(Excerpts from an interface dataset)
□ □ □ □ □ □ □
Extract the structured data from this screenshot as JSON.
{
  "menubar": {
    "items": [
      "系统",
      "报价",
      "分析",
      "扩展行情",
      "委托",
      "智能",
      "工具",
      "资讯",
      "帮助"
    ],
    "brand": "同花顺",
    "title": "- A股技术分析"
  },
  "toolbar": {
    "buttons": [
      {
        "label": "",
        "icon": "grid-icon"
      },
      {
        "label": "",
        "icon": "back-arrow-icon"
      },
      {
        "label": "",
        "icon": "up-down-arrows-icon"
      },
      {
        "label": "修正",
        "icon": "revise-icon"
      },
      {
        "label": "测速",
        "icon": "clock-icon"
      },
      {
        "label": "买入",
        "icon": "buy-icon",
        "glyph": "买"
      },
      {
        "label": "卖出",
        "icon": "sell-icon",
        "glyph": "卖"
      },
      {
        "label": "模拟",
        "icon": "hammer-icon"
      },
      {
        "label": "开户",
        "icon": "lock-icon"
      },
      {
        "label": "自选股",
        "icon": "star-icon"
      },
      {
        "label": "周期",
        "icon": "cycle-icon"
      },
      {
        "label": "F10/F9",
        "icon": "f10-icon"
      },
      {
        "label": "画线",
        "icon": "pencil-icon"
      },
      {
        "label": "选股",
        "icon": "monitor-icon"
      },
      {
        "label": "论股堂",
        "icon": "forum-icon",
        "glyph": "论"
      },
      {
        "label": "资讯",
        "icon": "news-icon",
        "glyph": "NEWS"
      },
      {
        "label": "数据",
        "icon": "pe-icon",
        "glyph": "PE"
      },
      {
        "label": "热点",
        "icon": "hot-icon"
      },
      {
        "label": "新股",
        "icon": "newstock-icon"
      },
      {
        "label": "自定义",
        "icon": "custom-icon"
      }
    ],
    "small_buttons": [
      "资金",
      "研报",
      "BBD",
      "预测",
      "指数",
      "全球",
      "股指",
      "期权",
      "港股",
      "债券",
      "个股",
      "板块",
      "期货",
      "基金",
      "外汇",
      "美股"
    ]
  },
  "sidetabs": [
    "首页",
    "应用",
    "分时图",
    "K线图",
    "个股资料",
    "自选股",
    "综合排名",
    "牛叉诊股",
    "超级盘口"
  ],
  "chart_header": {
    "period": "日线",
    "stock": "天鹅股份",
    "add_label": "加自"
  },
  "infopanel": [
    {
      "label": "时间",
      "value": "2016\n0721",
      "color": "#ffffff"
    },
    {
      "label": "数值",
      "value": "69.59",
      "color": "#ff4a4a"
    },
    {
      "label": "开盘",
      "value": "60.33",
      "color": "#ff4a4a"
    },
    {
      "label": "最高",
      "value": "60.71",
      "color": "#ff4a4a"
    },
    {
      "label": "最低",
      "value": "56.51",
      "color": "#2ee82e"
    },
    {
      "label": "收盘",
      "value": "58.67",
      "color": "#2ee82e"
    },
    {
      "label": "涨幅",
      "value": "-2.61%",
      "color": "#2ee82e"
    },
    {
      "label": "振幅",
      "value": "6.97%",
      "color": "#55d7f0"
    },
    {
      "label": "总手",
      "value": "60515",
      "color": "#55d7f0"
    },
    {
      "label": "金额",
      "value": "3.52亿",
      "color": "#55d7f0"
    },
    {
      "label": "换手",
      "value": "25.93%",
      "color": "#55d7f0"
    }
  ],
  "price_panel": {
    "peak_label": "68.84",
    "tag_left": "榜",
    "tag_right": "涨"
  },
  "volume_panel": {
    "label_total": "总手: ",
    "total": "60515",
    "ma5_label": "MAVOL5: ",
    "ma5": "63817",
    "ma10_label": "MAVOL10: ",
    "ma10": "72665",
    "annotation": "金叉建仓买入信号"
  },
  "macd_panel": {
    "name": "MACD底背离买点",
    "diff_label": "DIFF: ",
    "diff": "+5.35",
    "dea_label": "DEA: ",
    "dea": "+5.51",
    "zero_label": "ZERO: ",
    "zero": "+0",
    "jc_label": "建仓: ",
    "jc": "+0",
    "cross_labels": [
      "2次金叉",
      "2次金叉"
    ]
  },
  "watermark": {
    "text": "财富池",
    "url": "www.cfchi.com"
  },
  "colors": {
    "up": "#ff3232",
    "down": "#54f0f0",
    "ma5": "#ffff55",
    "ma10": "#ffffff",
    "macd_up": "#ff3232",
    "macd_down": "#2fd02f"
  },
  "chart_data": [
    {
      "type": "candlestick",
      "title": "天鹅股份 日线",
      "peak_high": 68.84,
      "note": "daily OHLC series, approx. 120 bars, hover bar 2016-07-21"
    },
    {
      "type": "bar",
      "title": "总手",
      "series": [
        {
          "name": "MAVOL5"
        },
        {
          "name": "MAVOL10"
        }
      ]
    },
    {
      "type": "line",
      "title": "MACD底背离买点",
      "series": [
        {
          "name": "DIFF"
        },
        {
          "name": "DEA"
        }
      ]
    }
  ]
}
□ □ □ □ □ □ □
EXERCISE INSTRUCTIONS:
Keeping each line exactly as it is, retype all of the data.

RESULT OF THIS TASK:
Extract the structured data from this screenshot as JSON.
{
  "menubar": {
    "items": [
      "系统",
      "报价",
      "分析",
      "扩展行情",
      "委托",
      "智能",
      "工具",
      "资讯",
      "帮助"
    ],
    "brand": "同花顺",
    "title": "- A股技术分析"
  },
  "toolbar": {
    "buttons": [
      {
        "label": "",
        "icon": "grid-icon"
      },
      {
        "label": "",
        "icon": "back-arrow-icon"
      },
      {
        "label": "",
        "icon": "up-down-arrows-icon"
      },
      {
        "label": "修正",
        "icon": "revise-icon"
      },
      {
        "label": "测速",
        "icon": "clock-icon"
      },
      {
        "label": "买入",
        "icon": "buy-icon",
        "glyph": "买"
      },
      {
        "label": "卖出",
        "icon": "sell-icon",
        "glyph": "卖"
      },
      {
        "label": "模拟",
        "icon": "hammer-icon"
      },
      {
        "label": "开户",
        "icon": "lock-icon"
      },
      {
        "label": "自选股",
        "icon": "star-icon"
      },
      {
        "label": "周期",
        "icon": "cycle-icon"
      },
      {
        "label": "F10/F9",
        "icon": "f10-icon"
      },
      {
        "label": "画线",
        "icon": "pencil-icon"
      },
      {
        "label": "选股",
        "icon": "monitor-icon"
      },
      {
        "label": "论股堂",
        "icon": "forum-icon",
        "glyph": "论"
      },
      {
        "label": "资讯",
        "icon": "news-icon",
        "glyph": "NEWS"
      },
      {
        "label": "数据",
        "icon": "pe-icon",
        "glyph": "PE"
      },
      {
        "label": "热点",
        "icon": "hot-icon"
      },
      {
        "label": "新股",
        "icon": "newstock-icon"
      },
      {
        "label": "自定义",
        "icon": "custom-icon"
      }
    ],
    "small_buttons": [
      "资金",
      "研报",
      "BBD",
      "预测",
      "指数",
      "全球",
      "股指",
      "期权",
      "港股",
      "债券",
      "个股",
      "板块",
      "期货",
      "基金",
      "外汇",
      "美股"
    ]
  },
  "sidetabs": [
    "首页",
    "应用",
    "分时图",
    "K线图",
    "个股资料",
    "自选股",
    "综合排名",
    "牛叉诊股",
    "超级盘口"
  ],
  "chart_header": {
    "period": "日线",
    "stock": "天鹅股份",
    "add_label": "加自"
  },
  "infopanel": [
    {
      "label": "时间",
      "value": "2016\n0721",
      "color": "#ffffff"
    },
    {
      "label": "数值",
      "value": "69.59",
      "color": "#ff4a4a"
    },
    {
      "label": "开盘",
      "value": "60.33",
      "color": "#ff4a4a"
    },
    {
      "label": "最高",
      "value": "60.71",
      "color": "#ff4a4a"
    },
    {
      "label": "最低",
      "value": "56.51",
      "color": "#2ee82e"
    },
    {
      "label": "收盘",
      "value": "58.67",
      "color": "#2ee82e"
    },
    {
      "label": "涨幅",
      "value": "-2.61%",
      "color": "#2ee82e"
    },
    {
      "label": "振幅",
      "value": "6.97%",
      "color": "#55d7f0"
    },
    {
      "label": "总手",
      "value": "60515",
      "color": "#55d7f0"
    },
    {
      "label": "金额",
      "value": "3.52亿",
      "color": "#55d7f0"
    },
    {
      "label": "换手",
      "value": "25.93%",
      "color": "#55d7f0"
    }
  ],
  "price_panel": {
    "peak_label": "68.84",
    "tag_left": "榜",
    "tag_right": "涨"
  },
  "volume_panel": {
    "label_total": "总手: ",
    "total": "60515",
    "ma5_label": "MAVOL5: ",
    "ma5": "63817",
    "ma10_label": "MAVOL10: ",
    "ma10": "72665",
    "annotation": "金叉建仓买入信号"
  },
  "macd_panel": {
    "name": "MACD底背离买点",
    "diff_label": "DIFF: ",
    "diff": "+5.35",
    "dea_label": "DEA: ",
    "dea": "+5.51",
    "zero_label": "ZERO: ",
    "zero": "+0",
    "jc_label": "建仓: ",
    "jc": "+0",
    "cross_labels": [
      "2次金叉",
      "2次金叉"
    ]
  },
  "watermark": {
    "text": "财富池",
    "url": "www.cfchi.com"
  },
  "colors": {
    "up": "#ff3232",
    "down": "#54f0f0",
    "ma5": "#ffff55",
    "ma10": "#ffffff",
    "macd_up": "#ff3232",
    "macd_down": "#2fd02f"
  },
  "chart_data": [
    {
      "type": "candlestick",
      "title": "天鹅股份 日线",
      "peak_high": 68.84,
      "note": "daily OHLC series, approx. 120 bars, hover bar 2016-07-21"
    },
    {
      "type": "bar",
      "title": "总手",
      "series": [
        {
          "name": "MAVOL5"
        },
        {
          "name": "MAVOL10"
        }
      ]
    },
    {
      "type": "line",
      "title": "MACD底背离买点",
      "series": [
        {
          "name": "DIFF"
        },
        {
          "name": "DEA"
        }
      ]
    }
  ]
}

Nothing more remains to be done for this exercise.